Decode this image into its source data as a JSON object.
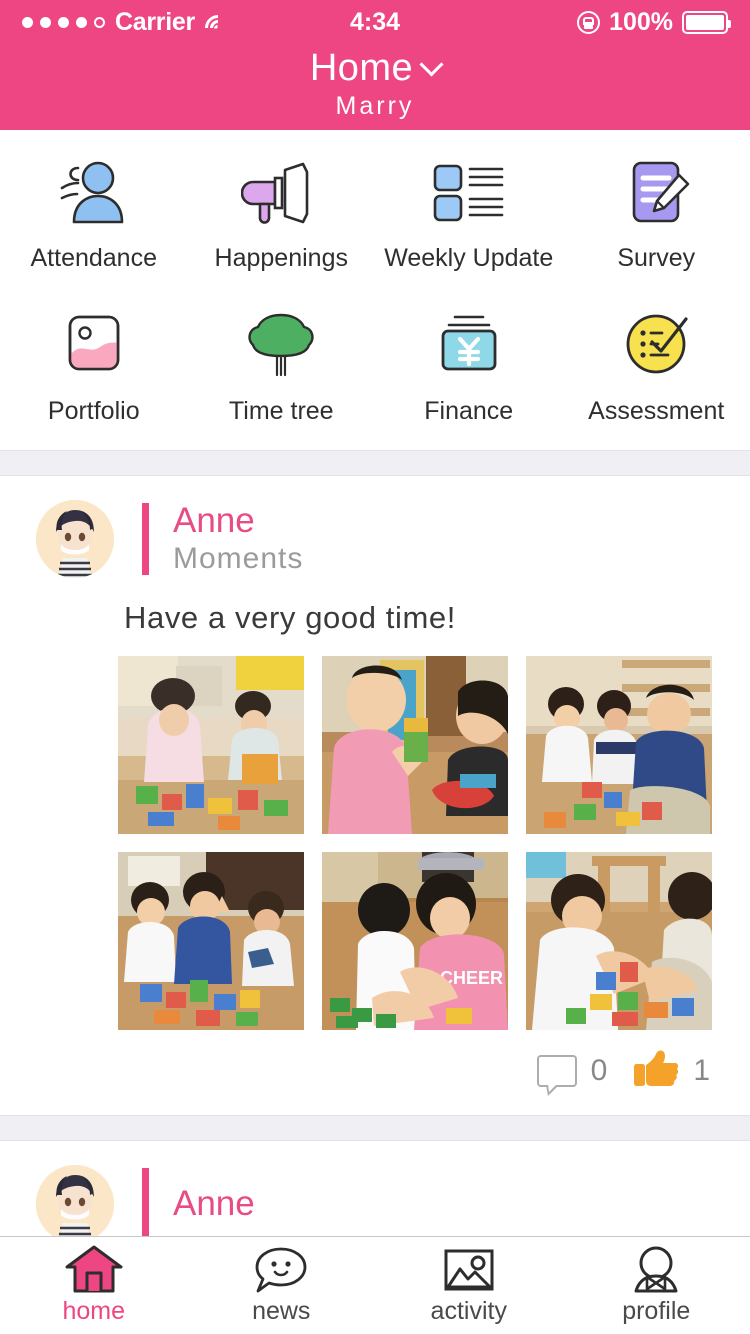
{
  "status_bar": {
    "carrier": "Carrier",
    "signal_dots_filled": 4,
    "signal_dots_total": 5,
    "wifi_icon": "wifi-icon",
    "time": "4:34",
    "rotation_lock_icon": "rotation-lock-icon",
    "battery_percent": "100%",
    "battery_icon": "battery-full-icon"
  },
  "navbar": {
    "title": "Home",
    "chevron_icon": "chevron-down-icon",
    "subtitle": "Marry",
    "background_color": "#ED4682"
  },
  "shortcuts": {
    "rows": [
      [
        {
          "label": "Attendance",
          "icon": "person-attendance-icon",
          "color": "#8EC0F2"
        },
        {
          "label": "Happenings",
          "icon": "megaphone-icon",
          "color": "#DDA7ED"
        },
        {
          "label": "Weekly Update",
          "icon": "list-squares-icon",
          "color": "#9CC9F5"
        },
        {
          "label": "Survey",
          "icon": "document-pencil-icon",
          "color": "#A899F0"
        }
      ],
      [
        {
          "label": "Portfolio",
          "icon": "photo-frame-icon",
          "color": "#F9A8C0"
        },
        {
          "label": "Time tree",
          "icon": "tree-icon",
          "color": "#4CAF62"
        },
        {
          "label": "Finance",
          "icon": "yen-card-icon",
          "color": "#8FD8E8"
        },
        {
          "label": "Assessment",
          "icon": "checklist-circle-icon",
          "color": "#F7E14E"
        }
      ]
    ]
  },
  "feed": {
    "posts": [
      {
        "avatar_icon": "avatar-anime-boy",
        "author": "Anne",
        "subtitle": "Moments",
        "text": "Have a very good time!",
        "photos": [
          {
            "alt": "children-building-blocks-classroom-1"
          },
          {
            "alt": "boy-pink-shirt-holding-block-2"
          },
          {
            "alt": "three-children-playing-blocks-3"
          },
          {
            "alt": "three-children-posing-peace-sign-4"
          },
          {
            "alt": "girls-sorting-green-blocks-5"
          },
          {
            "alt": "boys-stacking-blocks-floor-6"
          }
        ],
        "comment_icon": "comment-bubble-icon",
        "comment_count": "0",
        "like_icon": "thumbs-up-icon",
        "like_count": "1"
      },
      {
        "avatar_icon": "avatar-anime-boy",
        "author": "Anne",
        "subtitle": "",
        "text": "",
        "photos": [],
        "comment_icon": "comment-bubble-icon",
        "comment_count": "",
        "like_icon": "thumbs-up-icon",
        "like_count": ""
      }
    ]
  },
  "tabbar": {
    "items": [
      {
        "label": "home",
        "icon": "home-icon",
        "active": true
      },
      {
        "label": "news",
        "icon": "smiley-chat-icon",
        "active": false
      },
      {
        "label": "activity",
        "icon": "image-icon",
        "active": false
      },
      {
        "label": "profile",
        "icon": "person-bowtie-icon",
        "active": false
      }
    ],
    "active_color": "#ED4682"
  }
}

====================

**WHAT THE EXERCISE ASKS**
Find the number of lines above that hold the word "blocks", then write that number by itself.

**THE ANSWER**
4